An Afternoon at The Newt in Somerset

 This is the second part of my day trip to Somerset that started with a visit to Charles Dowdings' garden to learn more about 'No Dig'.  It was a lovely sunny day and it had been arranged that we could go to The Newt which is just ten minutes down the road from Charles's garden.  I initially thought I would go and have lunch, have a quick wander around and then head home as it was quite a long drive back.  A tour had been very kindly arranged for us so I decided I would stay for that.  I am so glad I did.

I have visited these gardens previously about twenty years or so ago known as Hadspen after the house they are the grounds for and under the stewardship of Sandra and Nori Pope.  The gardens were very different then as the Pope's were known for their experiments with colour.  It is worth noting that the Newt is the third iteration of this garden in recent times as prior to the Popes the garden was designed by Penelope Hobhouse.  It is not often though that I get to visit a garden that has taken on a new identity so this made this visit even more interesting.  Much is now different yet there are also constants.  The Walled Garden is still a dominating feature with its distinctive egg-shape. 
The journey through the garden is a journey through horticultural history, with the Walled Garden reflecting the earliest known time of when the garden was developed by being laid out in a formal Baroque style.  The garden is simply planted yet also contains several hundred UK different varieties of apples set out in geographical areas.  They are largely eating apples with some crab apples included.
The apples are grown in several different ornamental ways: some espalier, some cordon, some growing up frames such as the one above.
There is great attention to detail and I love this Japanese inspired method of weighting down branches so that they grow to the desired shape.
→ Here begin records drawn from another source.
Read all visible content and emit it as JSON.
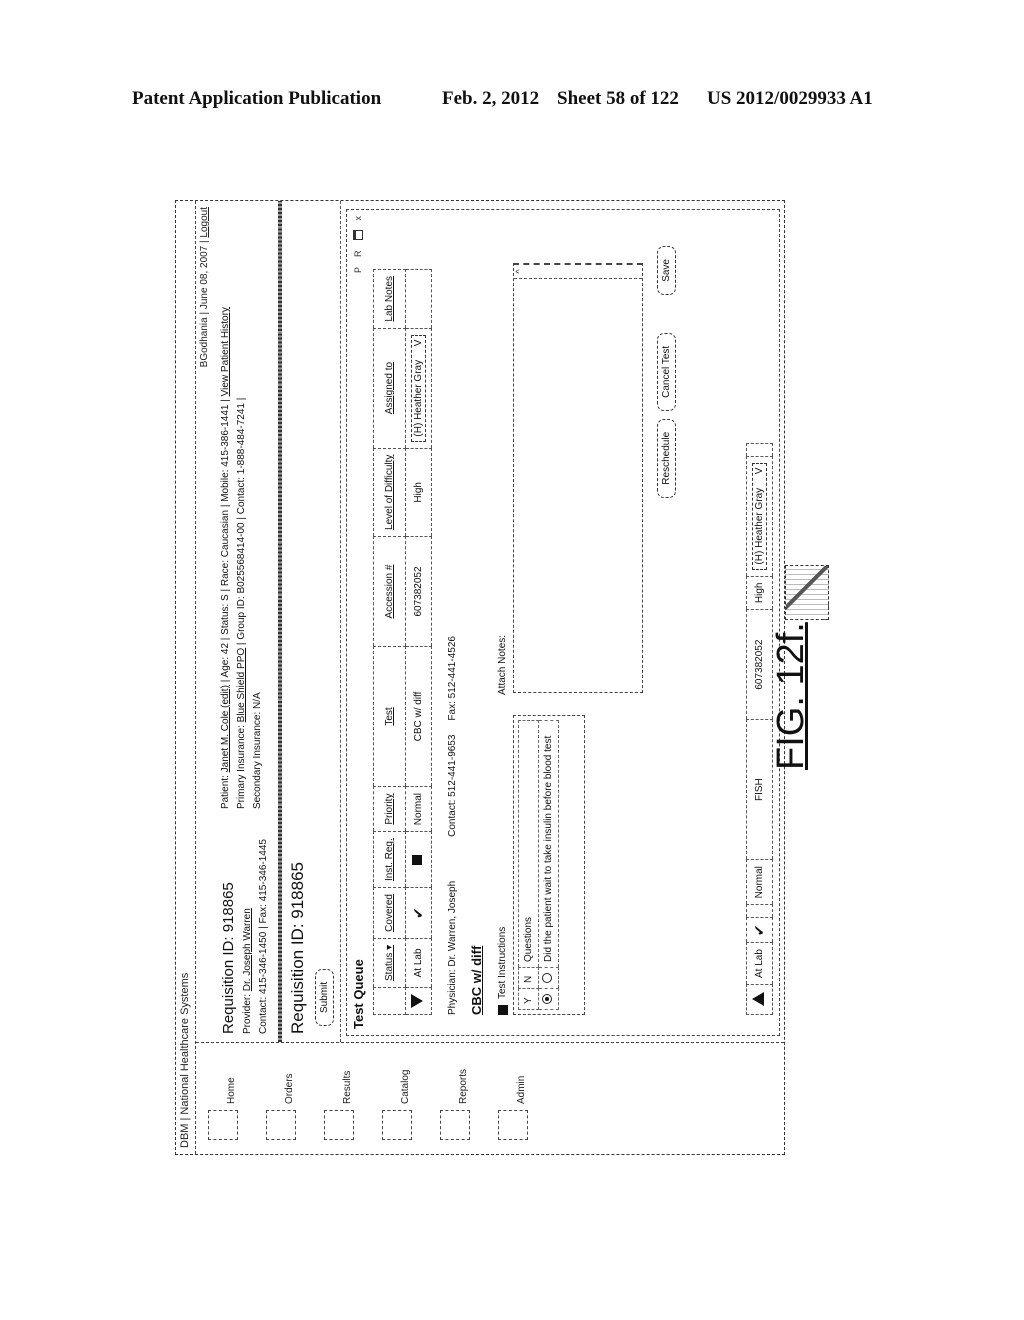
{
  "publication": {
    "title": "Patent Application Publication",
    "date": "Feb. 2, 2012",
    "sheet": "Sheet 58 of 122",
    "number": "US 2012/0029933 A1"
  },
  "window": {
    "title": "DBM | National Healthcare Systems"
  },
  "sidebar": {
    "items": [
      {
        "label": "Home",
        "icon": "home-icon"
      },
      {
        "label": "Orders",
        "icon": "orders-icon"
      },
      {
        "label": "Results",
        "icon": "results-icon"
      },
      {
        "label": "Catalog",
        "icon": "catalog-icon"
      },
      {
        "label": "Reports",
        "icon": "reports-icon"
      },
      {
        "label": "Admin",
        "icon": "admin-icon"
      }
    ]
  },
  "topbar": {
    "user": "BGodhania",
    "date": "June 08, 2007",
    "logout": "Logout"
  },
  "requisition": {
    "id_line": "Requisition ID: 918865",
    "provider_label": "Provider:",
    "provider": "Dr. Joseph Warren",
    "contact_line": "Contact: 415-346-1450  |  Fax: 415-346-1445",
    "patient_label": "Patient:",
    "patient": "Janet M. Cole (edit)",
    "patient_details": "| Age: 42 | Status: S | Race: Caucasian | Mobile: 415-386-1441 |",
    "view_history": "View Patient History",
    "primary_label": "Primary Insurance:",
    "primary": "Blue Shield PPO",
    "group_line": "| Group ID: B025568414-00 | Contact: 1-888-484-7241 |",
    "secondary_line": "Secondary Insurance: N/A"
  },
  "page_title": "Requisition ID: 918865",
  "submit_label": "Submit",
  "test_queue": {
    "title": "Test Queue",
    "window_controls": [
      "P",
      "R",
      "□",
      "x"
    ],
    "columns": [
      "",
      "Status ▾",
      "Covered",
      "Inst. Req.",
      "Priority",
      "Test",
      "Accession #",
      "Level of Difficulty",
      "Assigned to",
      "Lab Notes"
    ],
    "rows": [
      {
        "expander": "collapse",
        "status": "At Lab",
        "covered": "✔",
        "inst_req": "■",
        "priority": "Normal",
        "test": "CBC w/ diff",
        "accession": "607382052",
        "difficulty": "High",
        "assigned": "(H) Heather Gray",
        "lab_notes": ""
      },
      {
        "expander": "expand",
        "status": "At Lab",
        "covered": "✔",
        "inst_req": "",
        "priority": "Normal",
        "test": "FISH",
        "accession": "607382052",
        "difficulty": "High",
        "assigned": "(H) Heather Gray",
        "lab_notes": ""
      }
    ],
    "dropdown_arrow": "V"
  },
  "detail": {
    "physician": "Physician: Dr. Warren, Joseph",
    "contact": "Contact: 512-441-9653",
    "fax": "Fax: 512-441-4526",
    "test_name": "CBC w/ diff",
    "instructions_label": "Test Instructions",
    "questions_header": {
      "y": "Y",
      "n": "N",
      "q": "Questions"
    },
    "questions": [
      {
        "text": "Did the patient wait to take insulin before blood test",
        "answer": "Y"
      }
    ],
    "attach_notes_label": "Attach Notes:",
    "notes_value": ""
  },
  "actions": {
    "reschedule": "Reschedule",
    "cancel": "Cancel Test",
    "save": "Save"
  },
  "figure_label": "FIG. 12f."
}
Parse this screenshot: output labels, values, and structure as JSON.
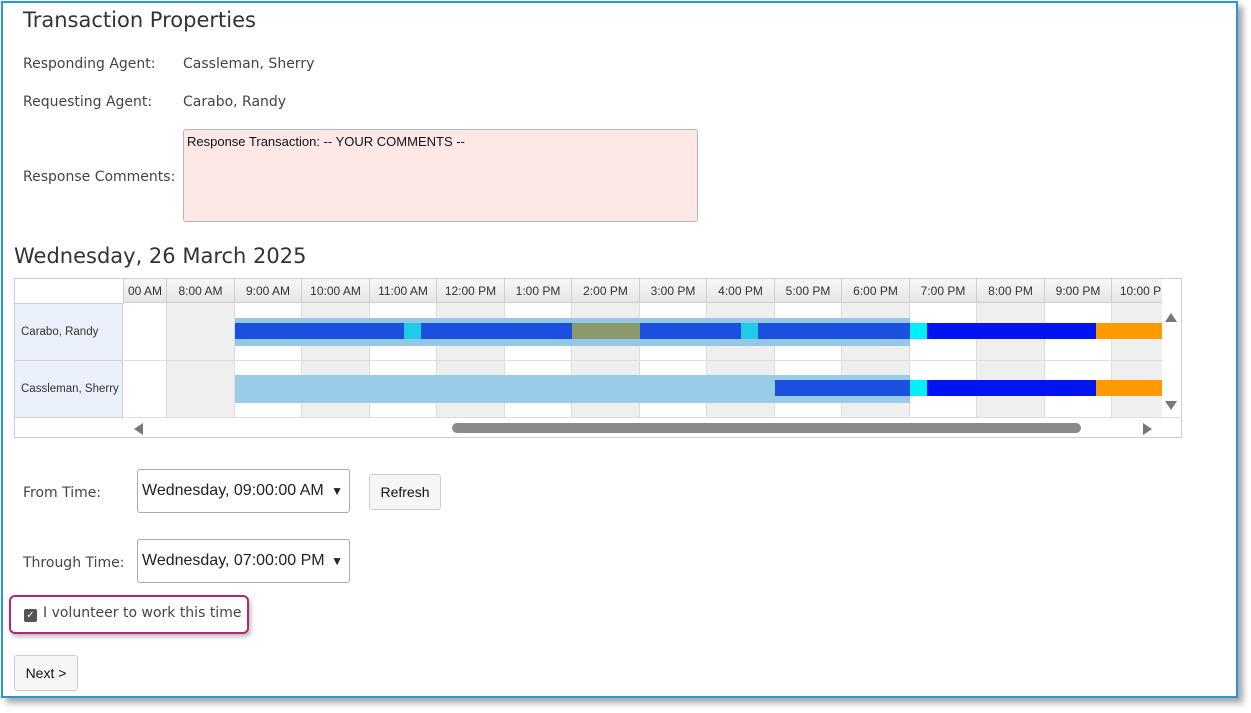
{
  "title": "Transaction Properties",
  "fields": {
    "responding_agent_label": "Responding Agent:",
    "responding_agent_value": "Cassleman, Sherry",
    "requesting_agent_label": "Requesting Agent:",
    "requesting_agent_value": "Carabo, Randy",
    "response_comments_label": "Response Comments:",
    "response_comments_value": "Response Transaction: -- YOUR COMMENTS --"
  },
  "schedule": {
    "date_heading": "Wednesday, 26 March 2025",
    "hours": [
      "00 AM",
      "8:00 AM",
      "9:00 AM",
      "10:00 AM",
      "11:00 AM",
      "12:00 PM",
      "1:00 PM",
      "2:00 PM",
      "3:00 PM",
      "4:00 PM",
      "5:00 PM",
      "6:00 PM",
      "7:00 PM",
      "8:00 PM",
      "9:00 PM",
      "10:00 PM"
    ],
    "resources": [
      "Carabo, Randy",
      "Cassleman, Sherry"
    ],
    "colors": {
      "available_light": "#93c9e6",
      "shift_blue": "#1a4fe0",
      "break_cyan": "#1ecbe8",
      "conflict_olive": "#8a9a6a",
      "overtime_blue": "#0013f0",
      "orange": "#ff9a00",
      "highlight_cyan": "#00f0f8"
    },
    "label_colors": {
      "window_border": "#2a95dc",
      "comments_bg": "#fde8e5",
      "highlight_border": "#b0267d"
    }
  },
  "controls": {
    "from_label": "From Time:",
    "from_value": "Wednesday, 09:00:00 AM",
    "through_label": "Through Time:",
    "through_value": "Wednesday, 07:00:00 PM",
    "refresh_label": "Refresh",
    "volunteer_label": "I volunteer to work this time",
    "volunteer_checked": true,
    "next_label": "Next >"
  }
}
The paths wind you gently through the Walled Garden,
with tempting views to take you out further into what there is to offer.
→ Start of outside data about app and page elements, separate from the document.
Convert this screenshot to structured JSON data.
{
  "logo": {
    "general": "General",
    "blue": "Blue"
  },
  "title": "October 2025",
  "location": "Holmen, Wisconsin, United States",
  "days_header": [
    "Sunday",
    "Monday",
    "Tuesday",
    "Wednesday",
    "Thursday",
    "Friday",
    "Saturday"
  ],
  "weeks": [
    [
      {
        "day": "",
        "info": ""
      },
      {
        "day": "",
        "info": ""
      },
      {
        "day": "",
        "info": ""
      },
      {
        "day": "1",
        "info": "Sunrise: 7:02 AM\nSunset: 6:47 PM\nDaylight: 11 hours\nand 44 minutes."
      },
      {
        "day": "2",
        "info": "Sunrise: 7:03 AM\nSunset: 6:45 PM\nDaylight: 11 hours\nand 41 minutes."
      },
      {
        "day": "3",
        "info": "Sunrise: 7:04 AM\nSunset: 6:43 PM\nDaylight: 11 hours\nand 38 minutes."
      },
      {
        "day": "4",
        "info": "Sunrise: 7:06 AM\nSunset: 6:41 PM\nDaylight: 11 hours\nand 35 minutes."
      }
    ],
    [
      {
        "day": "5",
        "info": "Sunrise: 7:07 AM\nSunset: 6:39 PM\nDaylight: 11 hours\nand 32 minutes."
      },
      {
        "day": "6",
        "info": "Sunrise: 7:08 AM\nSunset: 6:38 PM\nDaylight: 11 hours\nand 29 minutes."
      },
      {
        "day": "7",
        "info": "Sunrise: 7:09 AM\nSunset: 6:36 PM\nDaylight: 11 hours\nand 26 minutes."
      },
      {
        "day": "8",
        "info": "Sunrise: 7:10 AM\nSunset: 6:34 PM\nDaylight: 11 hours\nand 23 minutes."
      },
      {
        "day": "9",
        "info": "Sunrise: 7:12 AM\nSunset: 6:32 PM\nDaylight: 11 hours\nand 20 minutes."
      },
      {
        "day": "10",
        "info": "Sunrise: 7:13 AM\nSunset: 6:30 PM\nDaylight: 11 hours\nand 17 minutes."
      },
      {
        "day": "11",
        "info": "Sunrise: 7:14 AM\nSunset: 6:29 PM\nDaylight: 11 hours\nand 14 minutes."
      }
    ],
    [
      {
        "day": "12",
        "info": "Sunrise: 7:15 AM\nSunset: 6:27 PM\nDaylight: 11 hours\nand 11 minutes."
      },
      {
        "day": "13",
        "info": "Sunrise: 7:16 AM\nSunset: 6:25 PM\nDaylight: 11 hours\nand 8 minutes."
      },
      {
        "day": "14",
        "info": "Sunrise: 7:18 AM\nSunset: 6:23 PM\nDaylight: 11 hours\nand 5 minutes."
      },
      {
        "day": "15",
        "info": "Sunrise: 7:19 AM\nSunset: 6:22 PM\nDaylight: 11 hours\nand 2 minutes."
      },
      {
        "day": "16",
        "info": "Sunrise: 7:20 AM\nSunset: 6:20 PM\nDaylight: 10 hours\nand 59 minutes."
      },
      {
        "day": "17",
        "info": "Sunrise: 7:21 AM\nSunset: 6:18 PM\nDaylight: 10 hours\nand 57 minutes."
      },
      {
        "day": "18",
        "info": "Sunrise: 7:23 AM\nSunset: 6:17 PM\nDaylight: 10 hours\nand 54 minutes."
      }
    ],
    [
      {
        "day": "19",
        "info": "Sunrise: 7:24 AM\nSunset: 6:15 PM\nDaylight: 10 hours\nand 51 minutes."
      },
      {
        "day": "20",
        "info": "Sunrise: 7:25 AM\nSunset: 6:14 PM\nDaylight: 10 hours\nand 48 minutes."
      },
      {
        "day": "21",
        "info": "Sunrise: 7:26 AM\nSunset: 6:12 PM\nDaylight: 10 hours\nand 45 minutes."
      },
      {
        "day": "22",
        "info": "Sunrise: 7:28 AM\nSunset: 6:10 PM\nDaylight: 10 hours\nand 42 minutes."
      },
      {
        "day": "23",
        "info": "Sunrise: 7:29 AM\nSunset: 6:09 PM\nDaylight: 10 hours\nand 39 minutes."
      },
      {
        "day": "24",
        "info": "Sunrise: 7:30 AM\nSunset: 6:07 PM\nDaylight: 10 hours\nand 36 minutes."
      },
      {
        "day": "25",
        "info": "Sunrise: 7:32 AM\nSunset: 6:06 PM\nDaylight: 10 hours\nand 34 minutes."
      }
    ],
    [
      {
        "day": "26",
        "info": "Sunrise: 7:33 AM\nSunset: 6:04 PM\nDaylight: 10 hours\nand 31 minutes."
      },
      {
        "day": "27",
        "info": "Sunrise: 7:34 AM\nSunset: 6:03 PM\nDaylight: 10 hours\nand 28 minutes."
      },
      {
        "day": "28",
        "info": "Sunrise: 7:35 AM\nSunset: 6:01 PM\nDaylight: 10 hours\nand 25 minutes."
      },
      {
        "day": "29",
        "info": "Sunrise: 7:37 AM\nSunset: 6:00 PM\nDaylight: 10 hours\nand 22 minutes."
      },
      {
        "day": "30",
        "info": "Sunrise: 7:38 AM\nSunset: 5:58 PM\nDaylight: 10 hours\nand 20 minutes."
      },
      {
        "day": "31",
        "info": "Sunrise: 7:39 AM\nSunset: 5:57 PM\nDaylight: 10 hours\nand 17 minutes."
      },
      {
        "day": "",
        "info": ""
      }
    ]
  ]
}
I remembered this little cottage when I visited previously, I think it was the cafe then and it did not have a thatched roof.  The different areas of the gardens have different themes and this is part of the Victorian bedding formal gardens. 
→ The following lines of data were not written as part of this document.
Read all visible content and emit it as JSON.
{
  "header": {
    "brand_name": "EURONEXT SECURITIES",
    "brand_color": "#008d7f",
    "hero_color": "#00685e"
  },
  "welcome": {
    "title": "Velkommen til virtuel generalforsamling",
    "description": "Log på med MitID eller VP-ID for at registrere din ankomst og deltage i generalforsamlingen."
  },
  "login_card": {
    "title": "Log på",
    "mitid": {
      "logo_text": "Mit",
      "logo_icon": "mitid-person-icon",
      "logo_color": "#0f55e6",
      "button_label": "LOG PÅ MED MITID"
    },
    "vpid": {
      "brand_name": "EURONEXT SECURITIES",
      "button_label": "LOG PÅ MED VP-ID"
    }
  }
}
The cottage itself is surrounded by a more 'Arts and Crafts' style of planting.
You wander from room to room through these different gardens and it all works.  They link well.
There are reminders of the garden's history with this colourful planting in homage to the Pope's work.
and playful moments like these motion-activated toad sculptures.
The Newt is not just formal gardens.  You can wander through woodland,
and find their Isle of Avalon with its bee skeps.
There is the stunning tree walk (I admit I am not good at heights so I did not look down) that takes you into the tree canopy and along to.....
The Story of Gardening, an immersive display where you wander through gardening's history across time and continents.
There is a care and attention to detail in all that they do at The Newt that is impressive.  There is a lot to do and it is a good day out and they certainly work very hard to make sure everything is just right.  
As ever I have not covered all that there is so that there are things you can still discover for yourself.  One of my favourite moments was this 'Call for Service' telephone that admittedly is in the hotel grounds and not accessible from the garden.  I could just imagine sitting on the bench, overlooking the gardens on a warm evening and ringing for a nice vodka martini..... wistful sigh....

I had such a great visit to The Newt.  I am hugely grateful to Arthur who showed us around and was so generous with his time, knowledge and enthusiasm.   I arrived home very tired but so happy after such a great day out.